LR, October 12, 2008
New: see this page for links to panoramas using Microsoft Research’s HD View. HD View is a new methodology from MS Research that produces results similar in type to those using the DevalVR viewer, but with greatly expanded capability. Absolutely *huge* panoramas can be viewed with little delay for the current section of the image to be downloaded. Note: HD View works only on Windows machines, however soon I’m now able to generate files that will use HD View on PCs and will use the Silverlight cross platform browser plug-in on Linux and Mac platforms.
New: a link to a number of newer panoramas in Photosynth panorama format. (Requires MS Silverlight)
Labeled Panorama Examples (in .pdf format):
The level of detail in these files accounts for the large file size. Try setting the zoom level at 200 or 300 percent as you explore. The labeled pans were (are?) intended to be printed in booklet form 8.5 x 22 inches, so the layout is not necessarily ideal for viewing on a computer. See the “Notes” section on page 7 for more information. Please use the latest version of the Acrobat Reader; it should work much better.
This file is intended as a resource for the fire lookout personnel at Thorp. In addition, there is a virtual reality version of this labeled pan here, that automatically uses HD View for PCs and Silverlight for other platforms. (Thanks Matt!) And there is a QTVR version linked below.

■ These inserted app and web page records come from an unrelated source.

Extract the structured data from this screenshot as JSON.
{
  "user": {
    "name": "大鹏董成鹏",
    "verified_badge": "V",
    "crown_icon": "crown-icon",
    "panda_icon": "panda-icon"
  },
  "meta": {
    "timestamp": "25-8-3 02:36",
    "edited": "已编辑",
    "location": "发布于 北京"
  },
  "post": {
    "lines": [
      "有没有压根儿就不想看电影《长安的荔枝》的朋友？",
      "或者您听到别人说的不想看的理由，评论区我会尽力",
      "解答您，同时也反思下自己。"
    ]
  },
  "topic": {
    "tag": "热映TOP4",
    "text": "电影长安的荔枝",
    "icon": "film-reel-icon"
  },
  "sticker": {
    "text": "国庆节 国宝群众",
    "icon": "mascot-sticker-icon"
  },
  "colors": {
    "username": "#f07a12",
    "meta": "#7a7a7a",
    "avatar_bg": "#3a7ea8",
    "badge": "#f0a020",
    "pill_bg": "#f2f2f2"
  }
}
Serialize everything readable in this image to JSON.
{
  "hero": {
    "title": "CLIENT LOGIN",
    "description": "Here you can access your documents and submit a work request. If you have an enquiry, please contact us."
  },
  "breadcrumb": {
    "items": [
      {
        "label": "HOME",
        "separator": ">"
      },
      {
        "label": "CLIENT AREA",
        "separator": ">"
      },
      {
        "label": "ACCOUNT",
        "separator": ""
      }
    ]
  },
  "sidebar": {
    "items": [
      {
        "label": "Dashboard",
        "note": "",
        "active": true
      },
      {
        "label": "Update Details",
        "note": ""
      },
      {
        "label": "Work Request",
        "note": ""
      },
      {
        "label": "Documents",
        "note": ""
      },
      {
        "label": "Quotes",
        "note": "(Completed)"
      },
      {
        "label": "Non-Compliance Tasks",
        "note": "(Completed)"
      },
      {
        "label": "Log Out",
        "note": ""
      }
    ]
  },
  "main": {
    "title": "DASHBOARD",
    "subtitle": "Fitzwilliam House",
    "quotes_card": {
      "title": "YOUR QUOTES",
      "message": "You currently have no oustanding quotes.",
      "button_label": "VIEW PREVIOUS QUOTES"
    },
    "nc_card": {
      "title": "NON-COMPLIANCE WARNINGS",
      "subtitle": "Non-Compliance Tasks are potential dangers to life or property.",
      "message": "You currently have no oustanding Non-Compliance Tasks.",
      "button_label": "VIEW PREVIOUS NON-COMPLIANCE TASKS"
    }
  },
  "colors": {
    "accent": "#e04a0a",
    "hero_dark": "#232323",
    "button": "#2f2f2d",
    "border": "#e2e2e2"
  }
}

This file is also intended for fire lookout personnel. There is a virtual reality version of this labeled pan here, that uses HD View for PCs and Silverlight for other platforms. There is also a QTVR version linked below.
Below are the links to the VR files (that use the Deval VR viewer) and several labeled panorama examples. For PC users, again I'd like to encourage trying the DevalVR viewer with the VR files. The result is so much better. I have however posted a few alternate links that will use QuickTime, but the quality on a PC is quite poor by comparison. Mac users: see the help page for instructions on how to view the files.
In a few of the labeled panoramas, ‘Chiwaukum’ (e.g. Big Chiwaukum) is misspelled. I’ll correct these errors as I can.